**Brief**
This exercise calls for the whole listing to be given again exactly, without images.

**The data**
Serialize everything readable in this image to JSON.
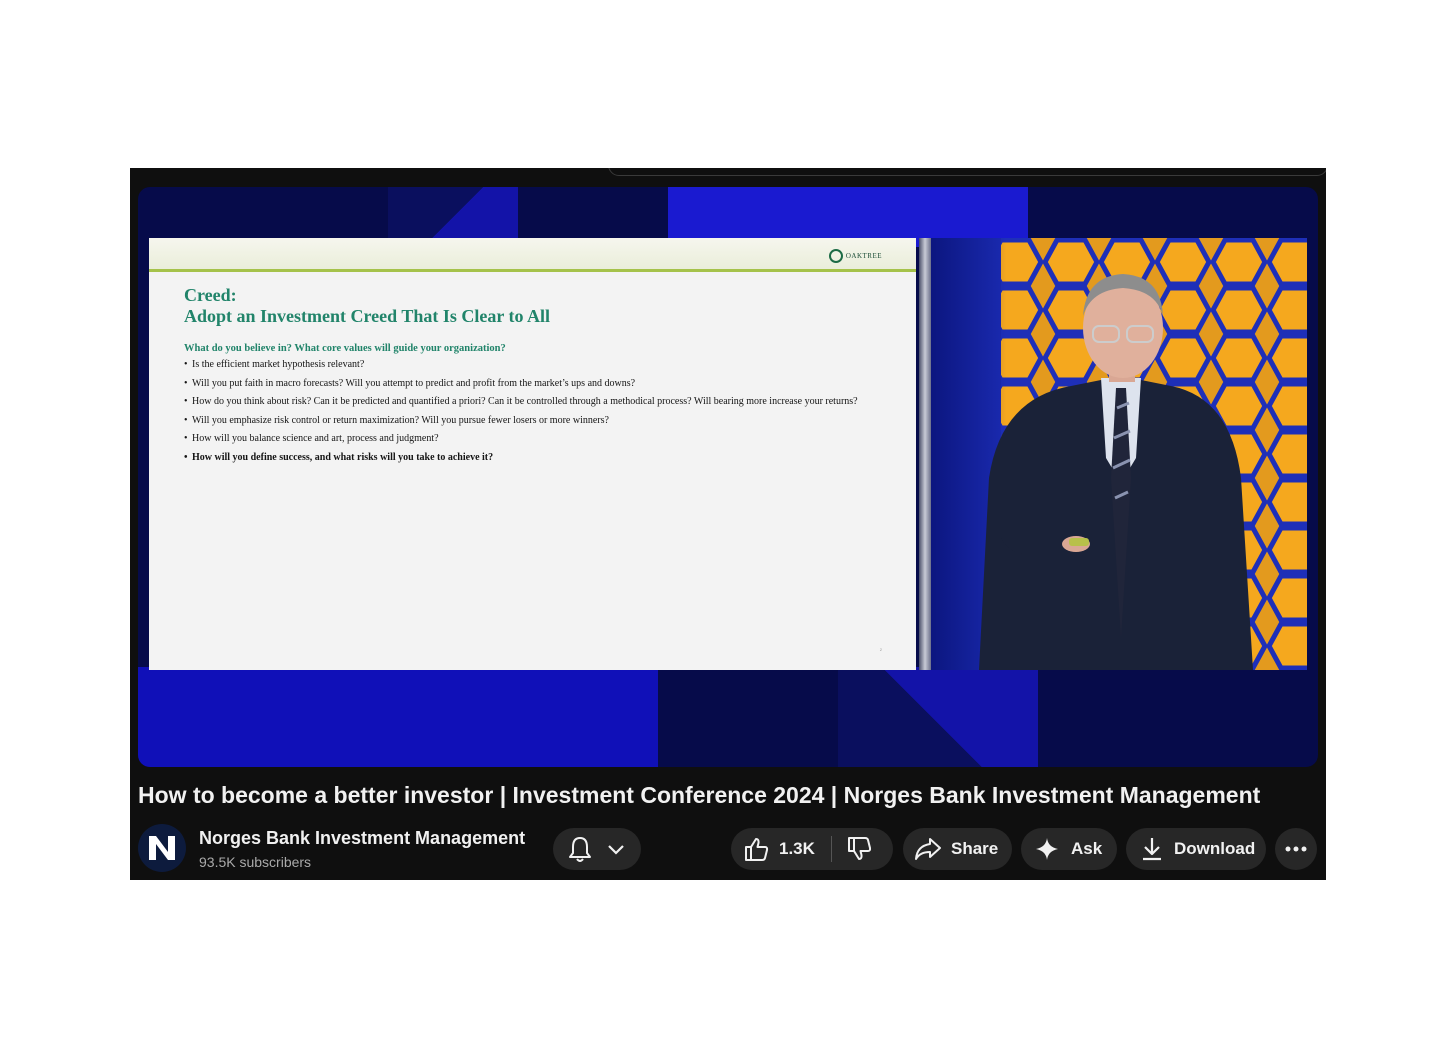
{
  "slide": {
    "logo_text": "OAKTREE",
    "title_line1": "Creed:",
    "title_line2": "Adopt an Investment Creed That Is Clear to All",
    "question": "What do you believe in?  What core values will guide your organization?",
    "bullets": [
      {
        "text": "Is the efficient market hypothesis relevant?",
        "bold": false
      },
      {
        "text": "Will you put faith in macro forecasts?  Will you attempt to predict and profit from the market’s ups and downs?",
        "bold": false
      },
      {
        "text": "How do you think about risk?  Can it be predicted and quantified a priori?  Can it be controlled through a methodical process?  Will bearing more increase your returns?",
        "bold": false
      },
      {
        "text": "Will you emphasize risk control or return maximization?  Will you pursue fewer losers or more winners?",
        "bold": false
      },
      {
        "text": "How will you balance science and art, process and judgment?",
        "bold": false
      },
      {
        "text": "How will you define success, and what risks will you take to achieve it?",
        "bold": true
      }
    ],
    "page_number": "2"
  },
  "video": {
    "title": "How to become a better investor | Investment Conference 2024 | Norges Bank Investment Management"
  },
  "channel": {
    "name": "Norges Bank Investment Management",
    "subscribers": "93.5K subscribers",
    "avatar_letter": "N"
  },
  "actions": {
    "like_count": "1.3K",
    "share_label": "Share",
    "ask_label": "Ask",
    "download_label": "Download"
  },
  "icons": {
    "bell": "bell-icon",
    "chevron": "chevron-down-icon",
    "like": "thumbs-up-icon",
    "dislike": "thumbs-down-icon",
    "share": "share-arrow-icon",
    "ask": "sparkle-icon",
    "download": "download-icon",
    "more": "more-horizontal-icon"
  },
  "colors": {
    "page_background": "#0f0f0f",
    "pill_background": "#272727",
    "slide_title": "#21846a",
    "text_primary": "#f1f1f1",
    "text_secondary": "#aaaaaa"
  }
}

**Reply**
Serialize everything readable in this image to JSON.
{
  "slide": {
    "logo_text": "OAKTREE",
    "title_line1": "Creed:",
    "title_line2": "Adopt an Investment Creed That Is Clear to All",
    "question": "What do you believe in?  What core values will guide your organization?",
    "bullets": [
      {
        "text": "Is the efficient market hypothesis relevant?",
        "bold": false
      },
      {
        "text": "Will you put faith in macro forecasts?  Will you attempt to predict and profit from the market’s ups and downs?",
        "bold": false
      },
      {
        "text": "How do you think about risk?  Can it be predicted and quantified a priori?  Can it be controlled through a methodical process?  Will bearing more increase your returns?",
        "bold": false
      },
      {
        "text": "Will you emphasize risk control or return maximization?  Will you pursue fewer losers or more winners?",
        "bold": false
      },
      {
        "text": "How will you balance science and art, process and judgment?",
        "bold": false
      },
      {
        "text": "How will you define success, and what risks will you take to achieve it?",
        "bold": true
      }
    ],
    "page_number": "2"
  },
  "video": {
    "title": "How to become a better investor | Investment Conference 2024 | Norges Bank Investment Management"
  },
  "channel": {
    "name": "Norges Bank Investment Management",
    "subscribers": "93.5K subscribers",
    "avatar_letter": "N"
  },
  "actions": {
    "like_count": "1.3K",
    "share_label": "Share",
    "ask_label": "Ask",
    "download_label": "Download"
  },
  "icons": {
    "bell": "bell-icon",
    "chevron": "chevron-down-icon",
    "like": "thumbs-up-icon",
    "dislike": "thumbs-down-icon",
    "share": "share-arrow-icon",
    "ask": "sparkle-icon",
    "download": "download-icon",
    "more": "more-horizontal-icon"
  },
  "colors": {
    "page_background": "#0f0f0f",
    "pill_background": "#272727",
    "slide_title": "#21846a",
    "text_primary": "#f1f1f1",
    "text_secondary": "#aaaaaa"
  }
}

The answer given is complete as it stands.